* [Records for this task]:
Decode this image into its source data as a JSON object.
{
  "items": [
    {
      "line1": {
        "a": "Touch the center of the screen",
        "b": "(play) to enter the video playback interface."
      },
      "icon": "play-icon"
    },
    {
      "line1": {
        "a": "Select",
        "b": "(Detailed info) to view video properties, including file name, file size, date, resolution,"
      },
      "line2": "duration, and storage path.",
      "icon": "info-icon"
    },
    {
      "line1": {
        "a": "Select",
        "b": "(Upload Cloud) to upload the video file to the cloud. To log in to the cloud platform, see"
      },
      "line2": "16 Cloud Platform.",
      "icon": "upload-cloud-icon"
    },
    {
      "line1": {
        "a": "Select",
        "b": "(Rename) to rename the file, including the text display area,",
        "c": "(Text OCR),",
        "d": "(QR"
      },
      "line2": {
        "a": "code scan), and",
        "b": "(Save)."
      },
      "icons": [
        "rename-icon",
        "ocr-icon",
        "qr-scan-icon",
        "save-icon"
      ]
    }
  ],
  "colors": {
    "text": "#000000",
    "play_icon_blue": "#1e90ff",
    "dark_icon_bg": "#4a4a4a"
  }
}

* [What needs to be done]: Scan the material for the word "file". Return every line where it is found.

* [Solution to this exercise]:
        "b": "(Detailed info) to view video properties, including file name, file size, date, resolution,"
        "b": "(Upload Cloud) to upload the video file to the cloud. To log in to the cloud platform, see"
        "b": "(Rename) to rename the file, including the text display area,",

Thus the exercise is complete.